Emmis hip-hop radio station WQHT (Hot 97) New York was smacked with steep fines and mandates of community action in the wake of its "Smackfest" promotions.

NEW YORK -- Emmis hip-hop radio station WQHT (Hot 97) New York was smacked with steep fines and mandates of community action in the wake of a station slapping contest deemed illegal by New York Attorney General Eliot Spitzer and State Athletic Commission Chairman Ron Scott Stevens -- even though contestants participated voluntarily.

Hot 97 will pay the maximum fine of $240,000 for its "Smackfest" promotions and fund an extensive anti-violence campaign, including a $60,000 payment to one of the city's leading anti-violence organizations.

Emmis, bearing the blame, said in a statement, ""Despite the fact that the contestants voluntarily participated in what was supposed to be harmless entertainment, it was not our finest hour, and New York City deserves better," Emmis Radio President Rick Cummings said. "We have listened to the concerns and worked closely with the attorney general's office to come to an agreement that will benefit and educate the community."

Sptizer added, "This agreement should be a wake up call to all those in the entertainment industry who think outrageousness is a clever marketing strategy. The law establishes set boundaries that cannot be crossed to protect our community's health and safety."

Fellow headlining-grabbing politico and city council member John C. Lui, added, "Starting with Emmis' broadcast of racist and sexist profanity in its 'The Tsunami Song' and more recently, it's illegal 'SmackFest' prizefights, the corporate chieftains at Emmis have broken the public trust by profiting from hate and violence. Today's legal settlement is not only a victory for the New Yorkers, but will provide another incentive for Emmis' corporate chieftains to stay within the legal and ethical bounds of our public airwaves."

The Attorney General's Office and the State Athletic Commission began an investigation of Hot 97's promotions in March of this year. The investigation revealed 24 "Smackfest" contests between April 2004 and January 2005 in which participants, usually young women, took turns slapping each other. Winners were promised tickets to concerts and as much as $5,000 in cash.

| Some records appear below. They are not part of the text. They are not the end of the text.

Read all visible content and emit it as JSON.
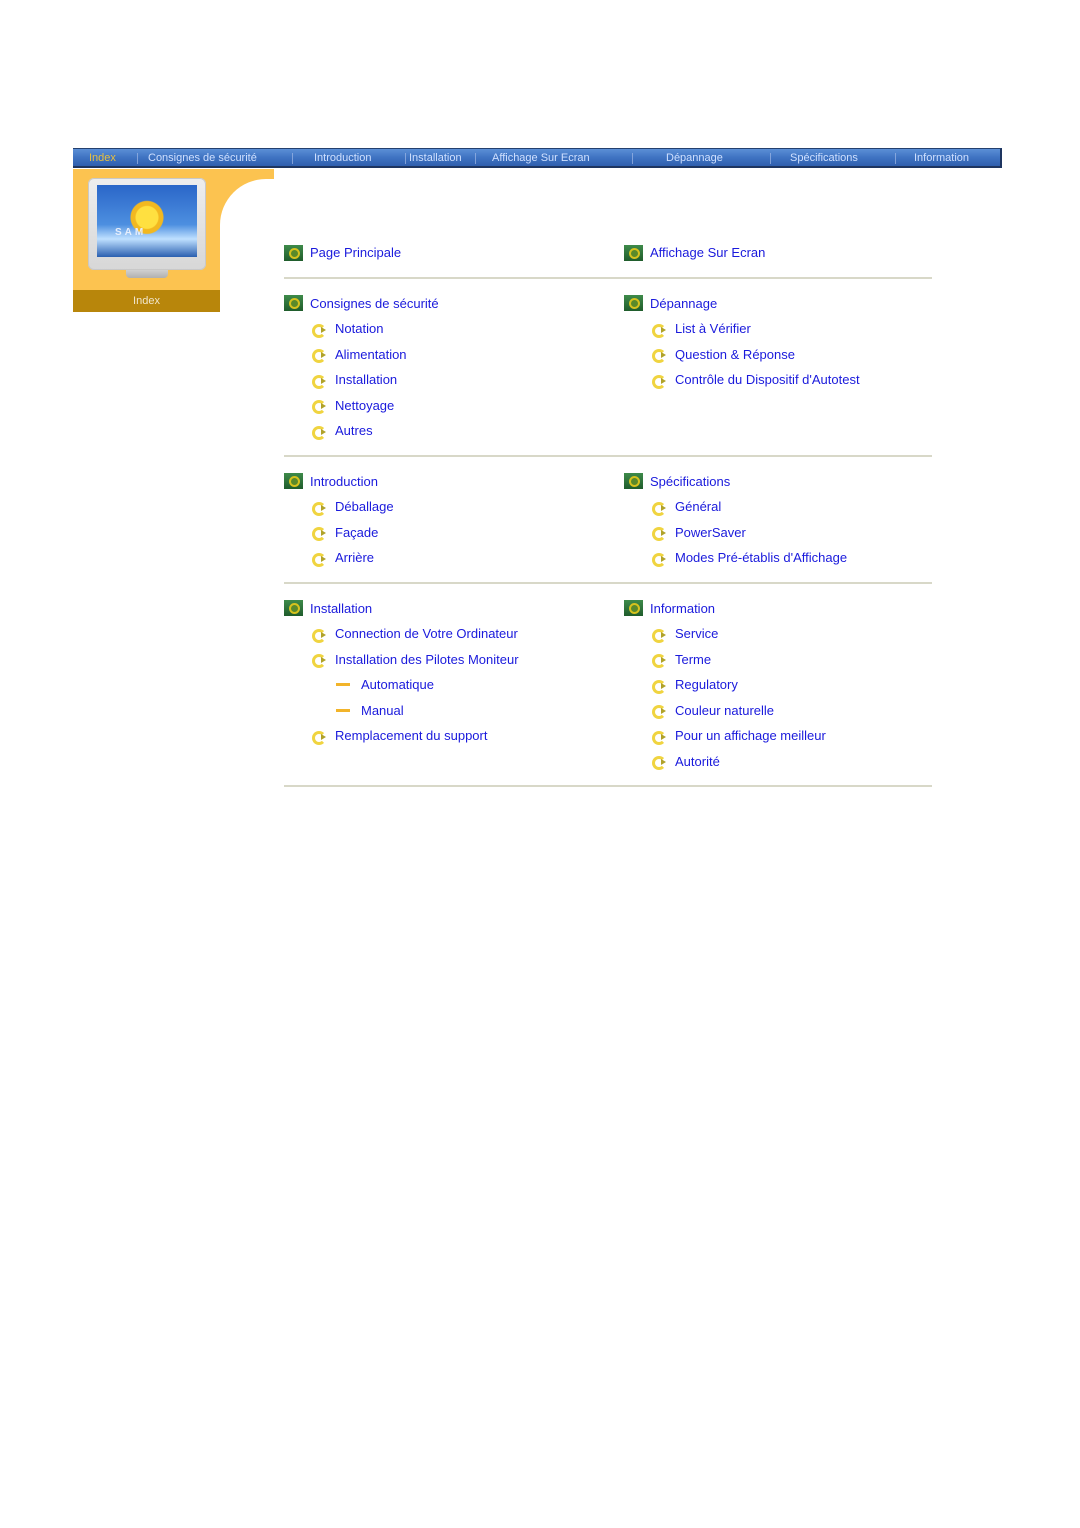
{
  "navbar": {
    "items": [
      {
        "label": "Index",
        "active": true
      },
      {
        "label": "Consignes de sécurité",
        "active": false
      },
      {
        "label": "Introduction",
        "active": false
      },
      {
        "label": "Installation",
        "active": false
      },
      {
        "label": "Affichage Sur Ecran",
        "active": false
      },
      {
        "label": "Dépannage",
        "active": false
      },
      {
        "label": "Spécifications",
        "active": false
      },
      {
        "label": "Information",
        "active": false
      }
    ],
    "colors": {
      "bar": "#3f73c2",
      "active_text": "#e8c040",
      "text": "#cfe0ff"
    }
  },
  "left_panel": {
    "monitor_logo": "SAM",
    "label": "Index",
    "colors": {
      "panel": "#fcc350",
      "label_bg": "#b8860b"
    }
  },
  "content": {
    "link_color": "#1a1adc",
    "sections": [
      {
        "left": [
          {
            "label": "Page Principale",
            "level": 1
          }
        ],
        "right": [
          {
            "label": "Affichage Sur Ecran",
            "level": 1
          }
        ]
      },
      {
        "left": [
          {
            "label": "Consignes de sécurité",
            "level": 1
          },
          {
            "label": "Notation",
            "level": 2
          },
          {
            "label": "Alimentation",
            "level": 2
          },
          {
            "label": "Installation",
            "level": 2
          },
          {
            "label": "Nettoyage",
            "level": 2
          },
          {
            "label": "Autres",
            "level": 2
          }
        ],
        "right": [
          {
            "label": "Dépannage",
            "level": 1
          },
          {
            "label": "List à Vérifier",
            "level": 2
          },
          {
            "label": "Question & Réponse",
            "level": 2
          },
          {
            "label": "Contrôle du Dispositif d'Autotest",
            "level": 2
          }
        ]
      },
      {
        "left": [
          {
            "label": "Introduction",
            "level": 1
          },
          {
            "label": "Déballage",
            "level": 2
          },
          {
            "label": "Façade",
            "level": 2
          },
          {
            "label": "Arrière",
            "level": 2
          }
        ],
        "right": [
          {
            "label": "Spécifications",
            "level": 1
          },
          {
            "label": "Général",
            "level": 2
          },
          {
            "label": "PowerSaver",
            "level": 2
          },
          {
            "label": "Modes Pré-établis d'Affichage",
            "level": 2
          }
        ]
      },
      {
        "left": [
          {
            "label": "Installation",
            "level": 1
          },
          {
            "label": "Connection de Votre Ordinateur",
            "level": 2
          },
          {
            "label": "Installation des Pilotes Moniteur",
            "level": 2
          },
          {
            "label": "Automatique",
            "level": 3
          },
          {
            "label": "Manual",
            "level": 3
          },
          {
            "label": "Remplacement du support",
            "level": 2
          }
        ],
        "right": [
          {
            "label": "Information",
            "level": 1
          },
          {
            "label": "Service",
            "level": 2
          },
          {
            "label": "Terme",
            "level": 2
          },
          {
            "label": "Regulatory",
            "level": 2
          },
          {
            "label": "Couleur naturelle",
            "level": 2
          },
          {
            "label": "Pour un affichage meilleur",
            "level": 2
          },
          {
            "label": "Autorité",
            "level": 2
          }
        ]
      }
    ]
  }
}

In a petition filed in the New York Supreme Court, Spitzer's office and the Athletic Commission alleged that the contests were dangerous and violated state law regarding the promotion of a combative sport. The commission is responsible for issuing permits for boxing contests and does so only when certain conditions have been met. Smackfest contests did not meet those conditions.